Material provided |
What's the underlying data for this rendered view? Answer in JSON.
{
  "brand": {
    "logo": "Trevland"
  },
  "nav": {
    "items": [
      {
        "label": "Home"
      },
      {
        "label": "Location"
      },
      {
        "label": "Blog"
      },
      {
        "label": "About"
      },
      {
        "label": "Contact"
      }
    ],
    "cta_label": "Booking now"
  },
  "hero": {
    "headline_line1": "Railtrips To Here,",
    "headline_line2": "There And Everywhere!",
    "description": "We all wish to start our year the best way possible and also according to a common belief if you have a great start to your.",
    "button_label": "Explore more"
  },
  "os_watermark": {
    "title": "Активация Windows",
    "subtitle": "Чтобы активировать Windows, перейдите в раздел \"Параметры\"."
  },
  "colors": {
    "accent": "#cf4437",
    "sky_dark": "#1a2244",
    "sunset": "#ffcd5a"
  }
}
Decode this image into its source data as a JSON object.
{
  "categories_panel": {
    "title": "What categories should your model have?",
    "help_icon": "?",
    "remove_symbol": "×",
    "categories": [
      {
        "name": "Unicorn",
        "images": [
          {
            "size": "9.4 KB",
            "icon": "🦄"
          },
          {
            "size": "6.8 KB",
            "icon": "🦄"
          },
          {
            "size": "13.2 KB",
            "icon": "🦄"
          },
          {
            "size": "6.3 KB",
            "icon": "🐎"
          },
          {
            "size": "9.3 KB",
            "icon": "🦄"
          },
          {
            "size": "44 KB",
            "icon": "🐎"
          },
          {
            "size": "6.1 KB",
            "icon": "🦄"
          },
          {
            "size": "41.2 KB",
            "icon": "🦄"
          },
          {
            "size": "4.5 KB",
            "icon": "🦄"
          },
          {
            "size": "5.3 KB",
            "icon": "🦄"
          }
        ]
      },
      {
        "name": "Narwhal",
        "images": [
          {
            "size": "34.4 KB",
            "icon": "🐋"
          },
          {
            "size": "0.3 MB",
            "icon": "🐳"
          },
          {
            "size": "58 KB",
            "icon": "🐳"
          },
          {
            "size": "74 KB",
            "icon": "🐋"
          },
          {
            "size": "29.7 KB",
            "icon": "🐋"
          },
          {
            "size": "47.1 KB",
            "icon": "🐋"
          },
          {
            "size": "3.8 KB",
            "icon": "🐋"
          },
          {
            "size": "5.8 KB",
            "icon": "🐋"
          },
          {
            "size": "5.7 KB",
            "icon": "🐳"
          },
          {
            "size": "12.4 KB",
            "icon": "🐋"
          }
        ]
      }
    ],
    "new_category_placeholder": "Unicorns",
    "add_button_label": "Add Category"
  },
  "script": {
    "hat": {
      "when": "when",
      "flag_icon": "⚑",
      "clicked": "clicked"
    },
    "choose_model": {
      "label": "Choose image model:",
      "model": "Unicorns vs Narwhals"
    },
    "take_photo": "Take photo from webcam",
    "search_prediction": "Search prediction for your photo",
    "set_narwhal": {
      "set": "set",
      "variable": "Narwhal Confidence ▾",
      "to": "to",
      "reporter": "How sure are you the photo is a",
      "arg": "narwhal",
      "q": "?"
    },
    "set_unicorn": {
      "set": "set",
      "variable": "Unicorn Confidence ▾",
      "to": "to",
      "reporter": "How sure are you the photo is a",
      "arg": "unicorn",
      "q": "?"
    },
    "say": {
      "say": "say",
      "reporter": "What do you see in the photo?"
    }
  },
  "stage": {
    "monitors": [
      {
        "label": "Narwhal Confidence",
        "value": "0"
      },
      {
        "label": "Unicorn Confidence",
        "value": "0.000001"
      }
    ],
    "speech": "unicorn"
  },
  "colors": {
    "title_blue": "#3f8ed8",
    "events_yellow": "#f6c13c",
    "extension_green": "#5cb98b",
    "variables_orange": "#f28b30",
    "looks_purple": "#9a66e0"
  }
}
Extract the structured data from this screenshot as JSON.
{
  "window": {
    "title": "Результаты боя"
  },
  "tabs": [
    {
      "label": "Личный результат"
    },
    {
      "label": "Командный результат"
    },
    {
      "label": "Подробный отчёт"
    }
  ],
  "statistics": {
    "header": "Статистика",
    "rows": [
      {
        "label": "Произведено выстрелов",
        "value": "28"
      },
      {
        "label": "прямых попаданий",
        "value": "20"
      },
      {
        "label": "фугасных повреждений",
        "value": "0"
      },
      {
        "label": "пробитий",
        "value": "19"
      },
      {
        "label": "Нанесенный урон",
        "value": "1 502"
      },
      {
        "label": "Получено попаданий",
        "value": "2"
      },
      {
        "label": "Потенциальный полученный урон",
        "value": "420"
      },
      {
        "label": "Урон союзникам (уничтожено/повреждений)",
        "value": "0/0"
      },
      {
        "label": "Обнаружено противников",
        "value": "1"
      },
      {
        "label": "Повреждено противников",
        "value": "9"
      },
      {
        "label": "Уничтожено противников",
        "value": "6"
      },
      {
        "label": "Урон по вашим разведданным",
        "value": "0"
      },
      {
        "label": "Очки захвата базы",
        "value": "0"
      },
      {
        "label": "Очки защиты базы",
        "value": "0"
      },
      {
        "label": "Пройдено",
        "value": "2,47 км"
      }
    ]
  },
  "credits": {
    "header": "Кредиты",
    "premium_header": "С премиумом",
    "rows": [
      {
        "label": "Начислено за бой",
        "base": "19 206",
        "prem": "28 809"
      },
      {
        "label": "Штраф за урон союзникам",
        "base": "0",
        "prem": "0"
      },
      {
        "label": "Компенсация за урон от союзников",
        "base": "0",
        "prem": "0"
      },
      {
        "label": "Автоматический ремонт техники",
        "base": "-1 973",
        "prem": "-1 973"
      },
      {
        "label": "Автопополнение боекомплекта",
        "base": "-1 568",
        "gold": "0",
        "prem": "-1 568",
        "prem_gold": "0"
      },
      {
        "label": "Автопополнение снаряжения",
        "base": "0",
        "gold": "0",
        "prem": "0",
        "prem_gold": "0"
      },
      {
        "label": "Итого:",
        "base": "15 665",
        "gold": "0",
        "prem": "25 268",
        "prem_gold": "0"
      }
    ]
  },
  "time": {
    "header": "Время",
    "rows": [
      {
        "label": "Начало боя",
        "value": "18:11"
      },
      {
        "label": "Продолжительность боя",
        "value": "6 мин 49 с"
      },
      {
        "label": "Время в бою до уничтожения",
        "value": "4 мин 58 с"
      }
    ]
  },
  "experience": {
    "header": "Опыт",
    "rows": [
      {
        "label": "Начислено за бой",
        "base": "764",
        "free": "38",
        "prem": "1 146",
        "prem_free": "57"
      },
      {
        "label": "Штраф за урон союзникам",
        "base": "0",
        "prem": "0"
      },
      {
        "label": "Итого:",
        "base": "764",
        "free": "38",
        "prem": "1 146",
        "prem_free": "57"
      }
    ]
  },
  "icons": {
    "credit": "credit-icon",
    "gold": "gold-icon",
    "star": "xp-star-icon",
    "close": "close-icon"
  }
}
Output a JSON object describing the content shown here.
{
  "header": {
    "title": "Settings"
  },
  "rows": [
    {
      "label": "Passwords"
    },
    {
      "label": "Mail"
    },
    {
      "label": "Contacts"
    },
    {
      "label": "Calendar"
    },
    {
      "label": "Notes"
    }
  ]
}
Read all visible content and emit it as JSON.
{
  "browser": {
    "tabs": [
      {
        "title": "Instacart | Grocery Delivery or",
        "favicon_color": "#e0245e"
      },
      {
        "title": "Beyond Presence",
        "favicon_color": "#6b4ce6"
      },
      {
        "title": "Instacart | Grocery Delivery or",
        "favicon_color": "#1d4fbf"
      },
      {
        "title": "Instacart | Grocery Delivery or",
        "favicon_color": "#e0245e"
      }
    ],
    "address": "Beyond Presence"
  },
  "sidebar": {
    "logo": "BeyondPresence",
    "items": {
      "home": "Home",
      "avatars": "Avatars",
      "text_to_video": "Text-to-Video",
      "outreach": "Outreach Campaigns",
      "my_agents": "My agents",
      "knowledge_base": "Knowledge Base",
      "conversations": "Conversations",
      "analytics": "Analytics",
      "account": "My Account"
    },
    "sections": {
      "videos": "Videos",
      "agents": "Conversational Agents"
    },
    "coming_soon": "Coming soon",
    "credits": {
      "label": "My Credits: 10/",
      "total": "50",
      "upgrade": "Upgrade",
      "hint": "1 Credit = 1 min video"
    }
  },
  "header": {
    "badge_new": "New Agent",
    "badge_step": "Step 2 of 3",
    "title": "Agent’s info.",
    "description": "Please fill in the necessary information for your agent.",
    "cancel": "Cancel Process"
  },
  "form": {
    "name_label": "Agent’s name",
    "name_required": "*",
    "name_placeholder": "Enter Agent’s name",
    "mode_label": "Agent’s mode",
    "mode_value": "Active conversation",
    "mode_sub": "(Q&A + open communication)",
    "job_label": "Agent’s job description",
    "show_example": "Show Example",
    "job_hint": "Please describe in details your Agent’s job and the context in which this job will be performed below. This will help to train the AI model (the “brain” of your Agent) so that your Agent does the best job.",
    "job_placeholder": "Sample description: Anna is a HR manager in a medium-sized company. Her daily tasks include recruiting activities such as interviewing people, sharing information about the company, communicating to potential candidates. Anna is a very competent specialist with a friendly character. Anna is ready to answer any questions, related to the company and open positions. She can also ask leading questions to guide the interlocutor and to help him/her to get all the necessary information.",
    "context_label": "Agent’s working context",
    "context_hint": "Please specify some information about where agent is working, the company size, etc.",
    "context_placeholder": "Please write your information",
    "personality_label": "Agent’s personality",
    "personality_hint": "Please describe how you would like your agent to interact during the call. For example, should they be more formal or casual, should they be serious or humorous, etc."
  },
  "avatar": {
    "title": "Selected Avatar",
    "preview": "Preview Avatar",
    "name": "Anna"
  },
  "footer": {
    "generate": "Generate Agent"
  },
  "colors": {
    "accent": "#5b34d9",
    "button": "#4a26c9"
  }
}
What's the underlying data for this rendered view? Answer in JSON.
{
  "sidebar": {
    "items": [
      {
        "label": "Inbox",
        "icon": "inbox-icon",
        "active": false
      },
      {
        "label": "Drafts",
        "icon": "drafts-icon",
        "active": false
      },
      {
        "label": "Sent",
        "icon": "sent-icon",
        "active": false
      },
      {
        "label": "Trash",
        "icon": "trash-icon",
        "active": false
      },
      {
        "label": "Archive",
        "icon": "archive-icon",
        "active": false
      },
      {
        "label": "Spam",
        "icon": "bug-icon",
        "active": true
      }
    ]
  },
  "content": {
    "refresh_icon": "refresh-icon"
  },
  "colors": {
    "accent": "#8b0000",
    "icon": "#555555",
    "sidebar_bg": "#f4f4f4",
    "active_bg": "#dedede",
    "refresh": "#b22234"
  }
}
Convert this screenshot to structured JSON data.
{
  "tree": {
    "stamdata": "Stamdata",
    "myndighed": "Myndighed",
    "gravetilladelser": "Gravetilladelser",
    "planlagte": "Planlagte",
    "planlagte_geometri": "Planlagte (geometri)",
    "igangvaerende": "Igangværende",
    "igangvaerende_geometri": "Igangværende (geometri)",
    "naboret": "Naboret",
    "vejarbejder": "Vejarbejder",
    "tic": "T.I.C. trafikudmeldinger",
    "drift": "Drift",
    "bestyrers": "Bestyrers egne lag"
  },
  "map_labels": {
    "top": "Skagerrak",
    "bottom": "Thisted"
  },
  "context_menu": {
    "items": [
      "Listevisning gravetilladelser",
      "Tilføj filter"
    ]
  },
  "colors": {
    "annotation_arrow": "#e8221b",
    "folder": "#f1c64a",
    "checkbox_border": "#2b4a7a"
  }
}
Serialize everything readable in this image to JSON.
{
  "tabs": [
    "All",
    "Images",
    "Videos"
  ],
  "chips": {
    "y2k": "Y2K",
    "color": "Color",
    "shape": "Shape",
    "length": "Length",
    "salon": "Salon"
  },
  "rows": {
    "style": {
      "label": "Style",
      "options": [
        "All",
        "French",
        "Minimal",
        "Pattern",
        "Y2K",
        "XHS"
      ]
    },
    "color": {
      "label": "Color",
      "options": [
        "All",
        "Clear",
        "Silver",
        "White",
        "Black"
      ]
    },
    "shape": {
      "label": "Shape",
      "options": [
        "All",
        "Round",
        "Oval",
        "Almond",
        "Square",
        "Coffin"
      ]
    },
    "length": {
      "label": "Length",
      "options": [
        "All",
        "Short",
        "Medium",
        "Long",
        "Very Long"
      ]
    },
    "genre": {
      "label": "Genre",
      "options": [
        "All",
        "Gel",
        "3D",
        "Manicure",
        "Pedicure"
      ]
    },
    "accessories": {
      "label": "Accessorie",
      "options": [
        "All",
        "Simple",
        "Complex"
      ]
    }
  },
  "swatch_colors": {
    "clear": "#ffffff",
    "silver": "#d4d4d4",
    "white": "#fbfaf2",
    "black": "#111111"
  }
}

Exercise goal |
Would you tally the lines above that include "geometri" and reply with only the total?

Exercise solution |
2